CHAPTER IV. IN SPARTA
Now it chanced that Menelaus had made a great feast that day, for his daughter, the child of the fair Helen, was married to the son of Achilles, to whom she had been promised at Troy; and his son had also taken a wife. And the two wayfarers stayed their chariot at the door, and the steward spied them, and said to Menelaus:—
“Lo! here are two strangers who are like the children of kings. Shall we keep them here, or send them to another?”
But Menelaus was wroth, and said: “Shall we, who have eaten so often of the bread of hospitality, send these strangers to another? Nay, unyoke their horses and bid them sit down to meat.” So the squires loosed the horses from the yoke, and fastened them in the stall, and gave them grain to eat and led the men into the hall. Much did they marvel at the sight, for there was a gleam as of the sun or moon in the palace of Menelaus. And when they had gazed their fill, they bathed them in the polished baths. After that they sat them down by the side of Menelaus. Then a handmaid bare water in a pitcher of gold, and poured it over a basin of silver that they might wash their hands. Afterwards she drew a polished table to their side, and a dame brought food, and set it by them, laying many dainties on the board, and a carver placed by them platters of flesh, and set near them golden bowls.
Then said Menelaus: “Eat and be glad; afterwards I will ask you who ye are, for ye seem like to the sons of kings.”
And when they had ended the meal, Telemachus, looking round at the hall, said to his companion:—
“See the gold and the amber, and the silver and the ivory. This is like the hall of Zeus.”
This he spake with his face close to his comrade's ear, but Menelaus heard him and said:—
“With the halls of the gods nothing mortal may compare. And among men also there may be the match of these things. Yet I have wandered far, and got many possessions in many lands. But woe is me! Would that I had but the third part of this wealth of mine, and that they who perished at Troy were alive again! And most of all I mourn for the great Ulysses, for whether he be alive or dead no man knows.”

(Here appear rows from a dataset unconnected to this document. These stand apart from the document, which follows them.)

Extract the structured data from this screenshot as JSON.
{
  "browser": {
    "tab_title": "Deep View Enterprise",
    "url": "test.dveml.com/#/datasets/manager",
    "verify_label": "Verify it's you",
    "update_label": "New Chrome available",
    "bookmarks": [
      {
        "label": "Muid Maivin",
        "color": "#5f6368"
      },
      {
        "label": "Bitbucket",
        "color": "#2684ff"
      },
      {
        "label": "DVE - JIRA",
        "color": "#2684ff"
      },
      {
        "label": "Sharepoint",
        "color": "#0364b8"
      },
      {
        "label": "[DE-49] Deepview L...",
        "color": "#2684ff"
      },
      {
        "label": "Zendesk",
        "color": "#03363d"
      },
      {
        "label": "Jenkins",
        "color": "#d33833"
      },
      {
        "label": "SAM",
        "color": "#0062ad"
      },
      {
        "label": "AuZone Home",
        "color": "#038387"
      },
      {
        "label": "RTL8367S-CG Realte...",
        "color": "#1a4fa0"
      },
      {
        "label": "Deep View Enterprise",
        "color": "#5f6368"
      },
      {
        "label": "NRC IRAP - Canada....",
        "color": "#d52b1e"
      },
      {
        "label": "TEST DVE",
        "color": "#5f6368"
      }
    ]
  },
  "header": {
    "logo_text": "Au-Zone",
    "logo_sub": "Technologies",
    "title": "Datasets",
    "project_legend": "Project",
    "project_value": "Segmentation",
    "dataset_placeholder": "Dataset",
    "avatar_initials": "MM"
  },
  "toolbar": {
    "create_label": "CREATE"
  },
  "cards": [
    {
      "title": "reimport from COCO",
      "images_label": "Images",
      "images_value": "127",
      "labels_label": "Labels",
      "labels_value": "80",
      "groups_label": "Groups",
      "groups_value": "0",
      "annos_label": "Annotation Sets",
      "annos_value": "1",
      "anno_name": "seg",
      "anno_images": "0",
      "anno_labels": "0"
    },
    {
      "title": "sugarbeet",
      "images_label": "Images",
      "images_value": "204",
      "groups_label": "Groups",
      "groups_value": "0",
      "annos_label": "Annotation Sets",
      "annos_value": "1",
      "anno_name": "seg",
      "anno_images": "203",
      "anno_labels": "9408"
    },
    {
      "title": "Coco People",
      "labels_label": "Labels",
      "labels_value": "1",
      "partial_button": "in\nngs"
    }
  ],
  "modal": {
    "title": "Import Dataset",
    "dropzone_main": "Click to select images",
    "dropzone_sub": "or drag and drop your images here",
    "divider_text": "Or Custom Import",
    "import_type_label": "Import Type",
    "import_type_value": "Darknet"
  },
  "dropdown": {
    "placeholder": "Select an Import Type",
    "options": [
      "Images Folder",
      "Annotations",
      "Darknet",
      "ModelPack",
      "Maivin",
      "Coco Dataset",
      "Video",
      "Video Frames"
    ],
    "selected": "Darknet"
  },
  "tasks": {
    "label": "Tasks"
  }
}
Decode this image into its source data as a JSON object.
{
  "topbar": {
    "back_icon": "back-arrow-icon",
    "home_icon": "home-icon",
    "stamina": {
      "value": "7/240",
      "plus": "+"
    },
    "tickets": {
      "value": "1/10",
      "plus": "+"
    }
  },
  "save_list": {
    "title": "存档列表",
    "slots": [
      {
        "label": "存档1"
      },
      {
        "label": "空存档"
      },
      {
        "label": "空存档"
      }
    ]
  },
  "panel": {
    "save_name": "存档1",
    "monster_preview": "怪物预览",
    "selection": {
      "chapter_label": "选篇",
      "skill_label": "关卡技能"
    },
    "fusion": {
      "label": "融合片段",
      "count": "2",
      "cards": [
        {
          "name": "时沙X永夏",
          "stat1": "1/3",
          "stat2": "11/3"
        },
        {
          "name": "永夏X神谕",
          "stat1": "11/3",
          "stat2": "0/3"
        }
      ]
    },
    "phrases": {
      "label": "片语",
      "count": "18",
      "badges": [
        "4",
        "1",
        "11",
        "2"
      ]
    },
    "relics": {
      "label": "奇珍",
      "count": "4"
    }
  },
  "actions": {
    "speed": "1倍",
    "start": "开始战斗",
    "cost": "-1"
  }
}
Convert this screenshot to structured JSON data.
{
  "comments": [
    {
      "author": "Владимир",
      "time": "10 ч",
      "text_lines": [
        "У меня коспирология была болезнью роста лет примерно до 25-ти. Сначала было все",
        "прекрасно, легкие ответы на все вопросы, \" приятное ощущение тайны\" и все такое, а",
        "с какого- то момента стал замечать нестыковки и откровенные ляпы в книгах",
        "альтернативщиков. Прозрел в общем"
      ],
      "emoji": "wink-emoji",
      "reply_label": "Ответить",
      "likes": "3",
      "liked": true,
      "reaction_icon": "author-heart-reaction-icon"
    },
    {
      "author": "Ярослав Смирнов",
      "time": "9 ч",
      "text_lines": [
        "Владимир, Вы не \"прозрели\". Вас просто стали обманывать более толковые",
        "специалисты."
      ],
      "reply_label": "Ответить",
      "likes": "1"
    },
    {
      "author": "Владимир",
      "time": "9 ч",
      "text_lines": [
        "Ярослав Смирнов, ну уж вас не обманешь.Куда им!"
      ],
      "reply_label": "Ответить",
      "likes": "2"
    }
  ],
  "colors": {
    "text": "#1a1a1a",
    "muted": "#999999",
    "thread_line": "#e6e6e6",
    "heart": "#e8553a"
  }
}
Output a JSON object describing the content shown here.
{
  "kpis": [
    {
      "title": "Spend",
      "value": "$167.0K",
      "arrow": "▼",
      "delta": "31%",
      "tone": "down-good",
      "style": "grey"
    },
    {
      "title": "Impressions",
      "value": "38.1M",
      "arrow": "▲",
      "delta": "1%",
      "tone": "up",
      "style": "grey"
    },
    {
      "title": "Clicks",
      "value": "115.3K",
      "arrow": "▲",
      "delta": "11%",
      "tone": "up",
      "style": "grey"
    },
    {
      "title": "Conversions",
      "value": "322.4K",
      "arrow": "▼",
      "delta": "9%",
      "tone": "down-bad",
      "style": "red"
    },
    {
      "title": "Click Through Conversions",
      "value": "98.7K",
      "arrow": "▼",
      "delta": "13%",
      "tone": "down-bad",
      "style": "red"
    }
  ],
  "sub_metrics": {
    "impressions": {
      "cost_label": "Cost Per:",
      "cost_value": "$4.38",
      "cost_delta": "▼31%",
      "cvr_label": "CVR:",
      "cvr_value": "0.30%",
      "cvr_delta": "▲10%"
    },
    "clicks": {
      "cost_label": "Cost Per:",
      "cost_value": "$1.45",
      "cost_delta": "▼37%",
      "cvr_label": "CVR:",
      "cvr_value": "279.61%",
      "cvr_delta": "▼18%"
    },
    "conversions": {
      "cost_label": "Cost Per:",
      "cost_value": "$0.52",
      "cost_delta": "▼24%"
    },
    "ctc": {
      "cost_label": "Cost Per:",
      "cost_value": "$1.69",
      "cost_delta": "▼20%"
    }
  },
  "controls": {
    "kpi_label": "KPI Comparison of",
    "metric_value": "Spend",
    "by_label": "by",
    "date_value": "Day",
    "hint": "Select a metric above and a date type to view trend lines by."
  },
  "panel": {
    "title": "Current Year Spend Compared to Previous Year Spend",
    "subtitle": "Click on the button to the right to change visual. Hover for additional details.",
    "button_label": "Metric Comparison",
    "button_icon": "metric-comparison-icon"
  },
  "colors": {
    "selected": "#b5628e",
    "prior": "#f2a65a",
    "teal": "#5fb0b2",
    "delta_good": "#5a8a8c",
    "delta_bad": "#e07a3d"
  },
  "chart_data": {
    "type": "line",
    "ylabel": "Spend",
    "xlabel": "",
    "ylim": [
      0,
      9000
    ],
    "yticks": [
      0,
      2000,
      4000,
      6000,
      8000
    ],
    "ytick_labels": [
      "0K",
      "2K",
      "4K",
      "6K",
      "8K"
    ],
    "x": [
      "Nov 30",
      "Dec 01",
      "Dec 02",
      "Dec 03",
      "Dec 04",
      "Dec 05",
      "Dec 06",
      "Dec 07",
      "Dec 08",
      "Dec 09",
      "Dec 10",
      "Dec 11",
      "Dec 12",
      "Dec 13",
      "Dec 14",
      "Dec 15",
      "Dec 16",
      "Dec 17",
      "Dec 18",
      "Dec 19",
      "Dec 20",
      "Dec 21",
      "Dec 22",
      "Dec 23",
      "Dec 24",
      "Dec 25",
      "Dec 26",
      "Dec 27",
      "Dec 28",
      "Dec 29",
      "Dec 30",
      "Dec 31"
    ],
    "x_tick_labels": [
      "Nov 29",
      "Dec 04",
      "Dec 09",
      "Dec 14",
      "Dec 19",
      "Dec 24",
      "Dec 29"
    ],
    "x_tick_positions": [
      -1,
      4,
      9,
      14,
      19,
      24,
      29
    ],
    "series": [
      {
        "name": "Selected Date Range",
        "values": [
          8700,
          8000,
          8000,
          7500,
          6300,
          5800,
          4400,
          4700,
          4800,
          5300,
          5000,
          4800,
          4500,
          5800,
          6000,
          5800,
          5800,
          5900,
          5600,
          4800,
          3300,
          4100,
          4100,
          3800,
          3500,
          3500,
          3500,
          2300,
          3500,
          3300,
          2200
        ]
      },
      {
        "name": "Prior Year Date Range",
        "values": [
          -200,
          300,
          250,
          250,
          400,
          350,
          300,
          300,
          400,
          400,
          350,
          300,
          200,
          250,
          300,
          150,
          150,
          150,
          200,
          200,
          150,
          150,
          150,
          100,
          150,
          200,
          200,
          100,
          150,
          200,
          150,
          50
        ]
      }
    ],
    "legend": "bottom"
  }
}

But Telemachus wept to hear mention of his father, holding up his purple cloak before his eyes. This Menelaus saw, and knew who he was, and pondered whether he should wait till he should himself speak of his father, or should rather ask him of his errand. But while he pondered there came in the fair Helen, and three maidens with her, of whom one set a couch for her to sit, and one spread a carpet for her feet, and one bare a basket of purple wool; but she herself had a distaff of gold in her hand. And when she saw the strangers she said:—
“Who are these, Menelaus? Never have I seen such likeness in man or woman as this one bears to Ulysses. Surely 'tis his son Telemachus, whom he left an infant at home when ye went to Troy for my sake!”
Then said Menelaus: “It must indeed be so, lady. For these are the hands and feet of Ulysses, and the look of his eyes and his hair. And but now, when I made mention of his name, he wept, holding his mantle before his face.”
Then said Peisistratus: “King Menelaus, thou speakest truth. This is indeed the son of Ulysses who is come to thee; perchance thou canst help him by word or deed.”
And Menelaus answered: “Then is he the son of a man whom I loved right well. I thought to give him a city in this land, bringing him from Ithaca with all his goods. Then should naught have divided us but death itself. But these things the gods have ordered otherwise.”
At these words they all wept—the fair Helen and Telemachus and Menelaus; nor could Peisistratus refrain himself, for he thought of his dear brother who was slain at Troy.
Then said Menelaus: “Now we will cease from weeping; and to-morrow there is much that Telemachus and I must say one to the other.”
Then the fair Helen put a mighty medicine in the wine whereof they drank—nepenthe [Footnote: ne-pen'-the], men call it. So mighty is it that whoever drinks of it, weeps not that day, though father and mother die, and though men slay brother or son before his eyes.
And after this she said: “It would take long to tell all the wise and valiant deeds of Ulysses. One thing, however, ye shall hear, and it is this: while the Greeks were before Troy he came into the city, having disguised himself as a beggar-man, yea, and he had laid many blows upon himself, so that he seemed to have been shamefully treated. I alone knew who he was, and questioned him, but he answered craftily. And I swore that I would not betray him. So he slew many Trojans with the sword, and learnt many things. And while other women in Troy lamented, I was glad, for my heart was turned again to my home.”
Then Menelaus said: “Thou speakest truly, lady. Many men have I seen, and travelled over many lands, but never have I seen one who might be matched with Ulysses. Well do I remember how, when I and other chiefs of the Greeks sat in the horse of wood, thou didst come. Some god who loved the sons of Troy put the thing into thy heart. Thrice didst thou walk round our hiding-place and call by name to each one of the chiefs, speaking marvellously like his wife. Then would we have risen from our place or answered thee straightway. But Ulysses hindered us, and thus saved all the Greeks.”
But Telemachus said: “Yet all these things have not kept him, for he has perished.”
And after that they slept.